::: Records shown

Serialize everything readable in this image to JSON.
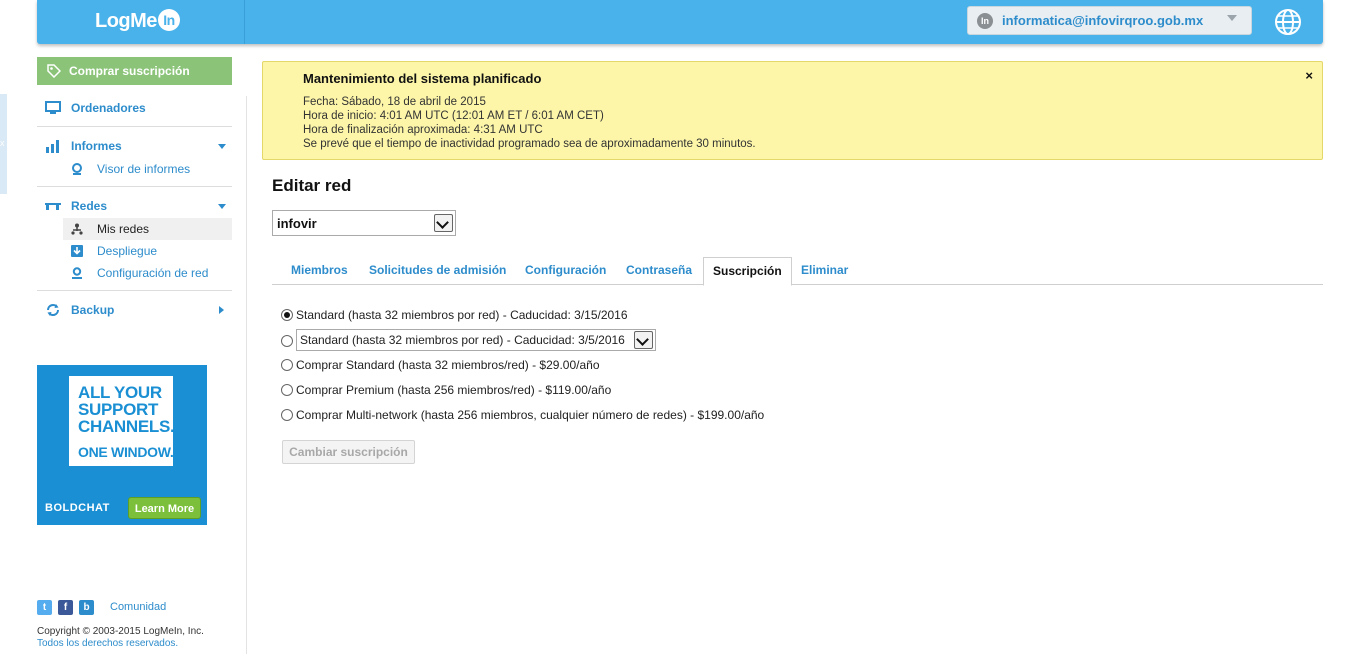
{
  "header": {
    "logo": "LogMe",
    "logo_in": "In",
    "account_badge": "In",
    "account_email": "informatica@infovirqroo.gob.mx"
  },
  "edge_tab": {
    "glyph": "x"
  },
  "sidebar": {
    "buy_label": "Comprar suscripción",
    "items": [
      {
        "label": "Ordenadores",
        "icon": "monitor-icon"
      },
      {
        "label": "Informes",
        "icon": "bar-chart-icon",
        "subitems": [
          {
            "label": "Visor de informes",
            "icon": "report-viewer-icon"
          }
        ]
      },
      {
        "label": "Redes",
        "icon": "network-icon",
        "subitems": [
          {
            "label": "Mis redes",
            "icon": "my-networks-icon",
            "active": true
          },
          {
            "label": "Despliegue",
            "icon": "deploy-icon"
          },
          {
            "label": "Configuración de red",
            "icon": "network-config-icon"
          }
        ]
      },
      {
        "label": "Backup",
        "icon": "backup-icon"
      }
    ]
  },
  "ad": {
    "line1": "ALL YOUR SUPPORT CHANNELS.",
    "line2": "ONE WINDOW.",
    "brand": "BOLDCHAT",
    "cta": "Learn More"
  },
  "footer": {
    "community": "Comunidad",
    "social": [
      "t",
      "f",
      "b"
    ],
    "copyright": "Copyright © 2003-2015 LogMeIn, Inc.",
    "rights": "Todos los derechos reservados."
  },
  "notice": {
    "title": "Mantenimiento del sistema planificado",
    "lines": [
      "Fecha: Sábado, 18 de abril de 2015",
      "Hora de inicio: 4:01 AM UTC (12:01 AM ET / 6:01 AM CET)",
      "Hora de finalización aproximada: 4:31 AM UTC",
      "Se prevé que el tiempo de inactividad programado sea de aproximadamente 30 minutos."
    ],
    "close": "×"
  },
  "main": {
    "title": "Editar red",
    "network_selected": "infovir",
    "tabs": [
      "Miembros",
      "Solicitudes de admisión",
      "Configuración",
      "Contraseña",
      "Suscripción",
      "Eliminar"
    ],
    "active_tab": "Suscripción",
    "options": [
      "Standard (hasta 32 miembros por red) - Caducidad: 3/15/2016",
      "Standard (hasta 32 miembros por red) - Caducidad: 3/5/2016",
      "Comprar Standard (hasta 32 miembros/red) - $29.00/año",
      "Comprar Premium (hasta 256 miembros/red) - $119.00/año",
      "Comprar Multi-network (hasta 256 miembros, cualquier número de redes) - $199.00/año"
    ],
    "selected_option": 0,
    "change_button": "Cambiar suscripción"
  },
  "colors": {
    "brand": "#4ab2ea",
    "link": "#2d8ccb",
    "notice_bg": "#fdf6a9",
    "buy_green": "#8bc479"
  }
}
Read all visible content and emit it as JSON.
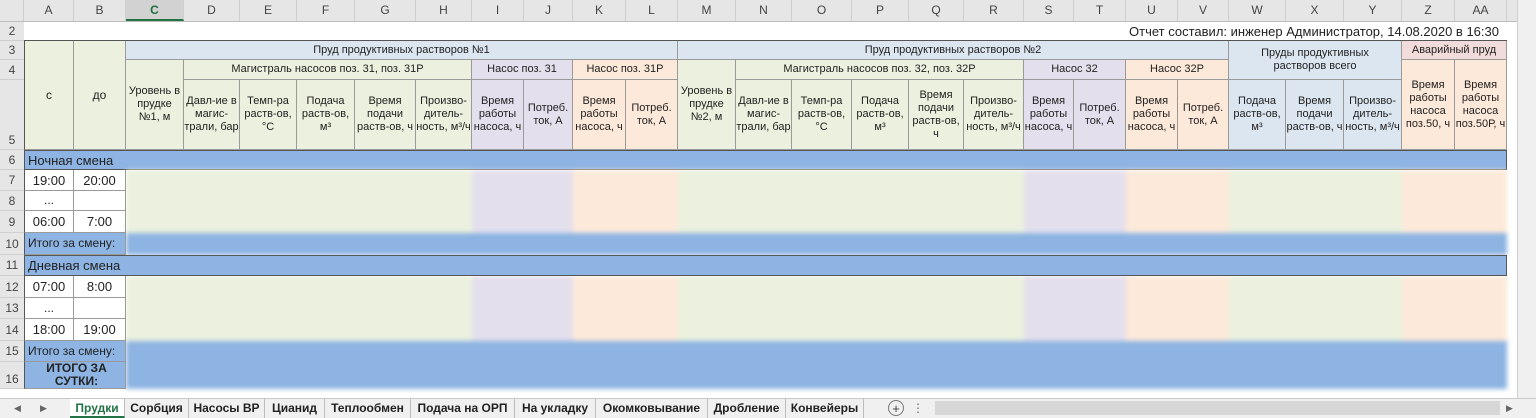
{
  "columns": [
    "A",
    "B",
    "C",
    "D",
    "E",
    "F",
    "G",
    "H",
    "I",
    "J",
    "K",
    "L",
    "M",
    "N",
    "O",
    "P",
    "Q",
    "R",
    "S",
    "T",
    "U",
    "V",
    "W",
    "X",
    "Y",
    "Z",
    "AA"
  ],
  "selected_column": "C",
  "rows": [
    "2",
    "3",
    "4",
    "5",
    "6",
    "7",
    "8",
    "9",
    "10",
    "11",
    "12",
    "13",
    "14",
    "15",
    "16"
  ],
  "report_author": "Отчет составил: инженер Администратор, 14.08.2020 в 16:30",
  "headers": {
    "from": "с",
    "to": "до",
    "pond1": "Пруд продуктивных растворов №1",
    "pond2": "Пруд продуктивных растворов №2",
    "ponds_total": "Пруды продуктивных растворов всего",
    "emergency": "Аварийный пруд",
    "main1": "Магистраль насосов поз. 31, поз. 31Р",
    "main2": "Магистраль насосов поз. 32, поз. 32Р",
    "pump31": "Насос поз. 31",
    "pump31r": "Насос поз. 31Р",
    "pump32": "Насос 32",
    "pump32r": "Насос 32Р",
    "level1": "Уровень в прудке №1, м",
    "level2": "Уровень в прудке №2, м",
    "pressure": "Давл-ие в магис-трали, бар",
    "temp": "Темп-ра раств-ов, °С",
    "feed": "Подача раств-ов, м³",
    "feed_time": "Время подачи раств-ов, ч",
    "capacity": "Произво-дитель-ность, м³/ч",
    "pump_time": "Время работы насоса, ч",
    "current": "Потреб. ток, А",
    "pump50": "Время работы насоса поз.50, ч",
    "pump50r": "Время работы насоса поз.50Р, ч"
  },
  "sections": {
    "night": "Ночная смена",
    "day": "Дневная смена",
    "shift_total": "Итого за смену:",
    "day_total": "ИТОГО ЗА СУТКИ:"
  },
  "times": {
    "r7_from": "19:00",
    "r7_to": "20:00",
    "r8": "...",
    "r9_from": "06:00",
    "r9_to": "7:00",
    "r12_from": "07:00",
    "r12_to": "8:00",
    "r13": "...",
    "r14_from": "18:00",
    "r14_to": "19:00"
  },
  "tabs": [
    "Прудки",
    "Сорбция",
    "Насосы ВР",
    "Цианид",
    "Теплообмен",
    "Подача на ОРП",
    "На укладку",
    "Окомковывание",
    "Дробление",
    "Конвейеры"
  ],
  "active_tab": "Прудки",
  "colors": {
    "pond_header": "#dce6f1",
    "green": "#ebf1de",
    "purple": "#e4dfec",
    "peach": "#fde9d9",
    "emergency_header": "#f2dcdb",
    "blue_band": "#8db4e2",
    "excel_green": "#217346"
  }
}
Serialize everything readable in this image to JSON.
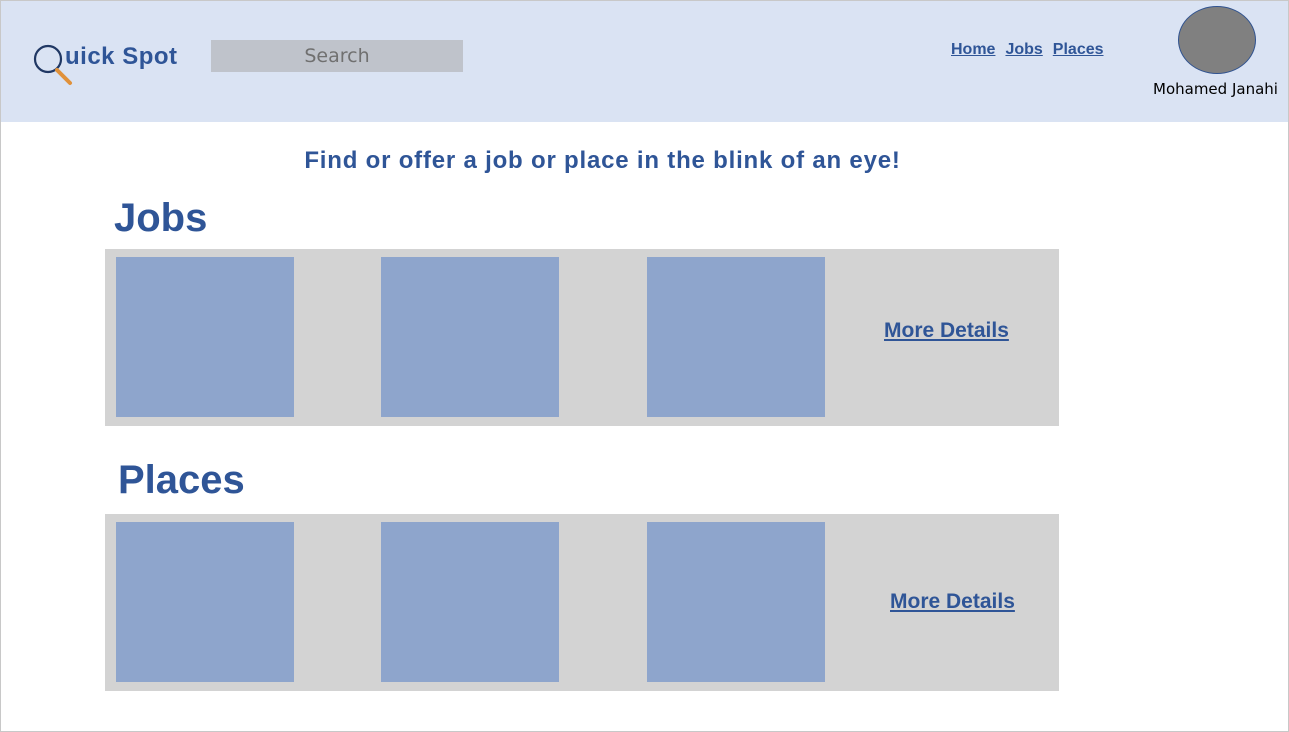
{
  "header": {
    "logo_text": "uick Spot",
    "search_placeholder": "Search",
    "nav": [
      "Home",
      "Jobs",
      "Places"
    ],
    "user_name": "Mohamed Janahi"
  },
  "tagline": "Find or offer a job or place in the blink of an eye!",
  "jobs": {
    "title": "Jobs",
    "more_label": "More Details"
  },
  "places": {
    "title": "Places",
    "more_label": "More Details"
  },
  "colors": {
    "header_bg": "#dae3f3",
    "brand_blue": "#2f5597",
    "card_blue": "#8ea5cc",
    "panel_gray": "#d3d3d3",
    "avatar_gray": "#808080",
    "magnifier_handle": "#e0913a"
  }
}
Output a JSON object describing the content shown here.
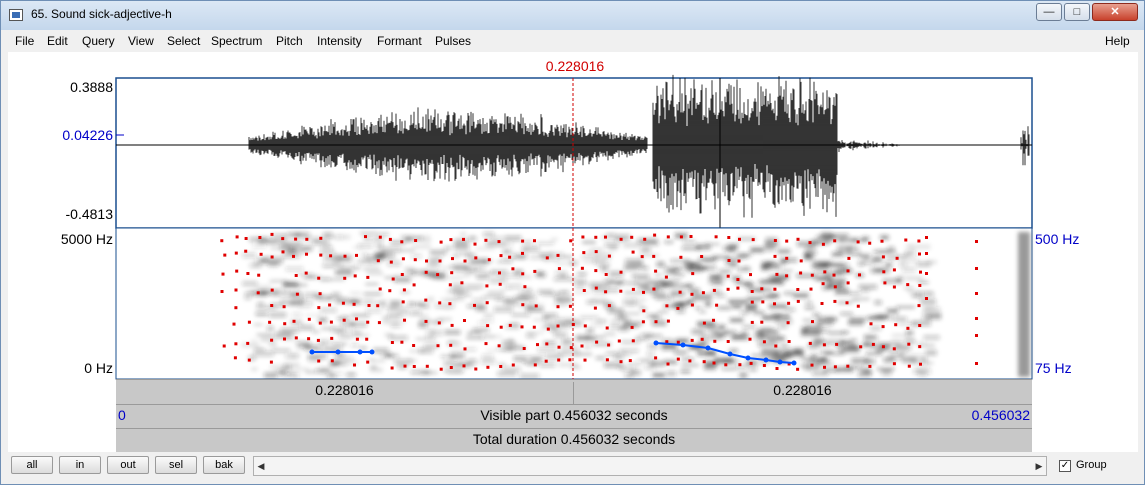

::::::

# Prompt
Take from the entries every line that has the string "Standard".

# Output for this task
      "Standard (hasta 32 miembros por red) - Caducidad: 3/15/2016",
      "Standard (hasta 32 miembros por red) - Caducidad: 3/5/2016",
      "Comprar Standard (hasta 32 miembros/red) - $29.00/año",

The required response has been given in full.